Data entries
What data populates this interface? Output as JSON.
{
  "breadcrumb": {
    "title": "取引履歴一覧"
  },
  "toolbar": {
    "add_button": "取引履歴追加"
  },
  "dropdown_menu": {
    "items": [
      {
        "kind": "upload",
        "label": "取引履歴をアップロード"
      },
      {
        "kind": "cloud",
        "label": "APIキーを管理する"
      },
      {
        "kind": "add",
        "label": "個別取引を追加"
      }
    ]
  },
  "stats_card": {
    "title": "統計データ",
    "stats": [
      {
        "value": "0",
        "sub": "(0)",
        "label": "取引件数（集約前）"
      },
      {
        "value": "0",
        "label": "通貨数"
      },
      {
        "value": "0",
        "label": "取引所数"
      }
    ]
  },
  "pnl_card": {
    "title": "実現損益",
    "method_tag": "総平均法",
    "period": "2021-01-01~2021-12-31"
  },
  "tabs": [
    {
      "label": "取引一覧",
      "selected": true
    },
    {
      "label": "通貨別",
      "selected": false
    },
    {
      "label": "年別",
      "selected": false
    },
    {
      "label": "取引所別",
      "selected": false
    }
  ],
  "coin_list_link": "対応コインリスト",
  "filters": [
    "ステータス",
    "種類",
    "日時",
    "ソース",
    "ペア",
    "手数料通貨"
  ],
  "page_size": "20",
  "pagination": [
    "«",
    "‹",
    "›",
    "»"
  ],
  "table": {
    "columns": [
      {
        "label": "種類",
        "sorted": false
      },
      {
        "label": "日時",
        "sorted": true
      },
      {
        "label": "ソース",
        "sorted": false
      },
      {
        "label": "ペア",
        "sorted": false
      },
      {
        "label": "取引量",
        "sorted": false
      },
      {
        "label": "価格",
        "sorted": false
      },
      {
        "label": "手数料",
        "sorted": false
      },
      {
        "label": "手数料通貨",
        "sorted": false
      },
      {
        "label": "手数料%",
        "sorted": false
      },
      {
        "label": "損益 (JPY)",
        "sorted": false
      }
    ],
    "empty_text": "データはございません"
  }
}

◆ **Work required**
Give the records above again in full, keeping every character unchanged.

◆ **Output of the exercise**
What data populates this interface? Output as JSON.
{
  "breadcrumb": {
    "title": "取引履歴一覧"
  },
  "toolbar": {
    "add_button": "取引履歴追加"
  },
  "dropdown_menu": {
    "items": [
      {
        "kind": "upload",
        "label": "取引履歴をアップロード"
      },
      {
        "kind": "cloud",
        "label": "APIキーを管理する"
      },
      {
        "kind": "add",
        "label": "個別取引を追加"
      }
    ]
  },
  "stats_card": {
    "title": "統計データ",
    "stats": [
      {
        "value": "0",
        "sub": "(0)",
        "label": "取引件数（集約前）"
      },
      {
        "value": "0",
        "label": "通貨数"
      },
      {
        "value": "0",
        "label": "取引所数"
      }
    ]
  },
  "pnl_card": {
    "title": "実現損益",
    "method_tag": "総平均法",
    "period": "2021-01-01~2021-12-31"
  },
  "tabs": [
    {
      "label": "取引一覧",
      "selected": true
    },
    {
      "label": "通貨別",
      "selected": false
    },
    {
      "label": "年別",
      "selected": false
    },
    {
      "label": "取引所別",
      "selected": false
    }
  ],
  "coin_list_link": "対応コインリスト",
  "filters": [
    "ステータス",
    "種類",
    "日時",
    "ソース",
    "ペア",
    "手数料通貨"
  ],
  "page_size": "20",
  "pagination": [
    "«",
    "‹",
    "›",
    "»"
  ],
  "table": {
    "columns": [
      {
        "label": "種類",
        "sorted": false
      },
      {
        "label": "日時",
        "sorted": true
      },
      {
        "label": "ソース",
        "sorted": false
      },
      {
        "label": "ペア",
        "sorted": false
      },
      {
        "label": "取引量",
        "sorted": false
      },
      {
        "label": "価格",
        "sorted": false
      },
      {
        "label": "手数料",
        "sorted": false
      },
      {
        "label": "手数料通貨",
        "sorted": false
      },
      {
        "label": "手数料%",
        "sorted": false
      },
      {
        "label": "損益 (JPY)",
        "sorted": false
      }
    ],
    "empty_text": "データはございません"
  }
}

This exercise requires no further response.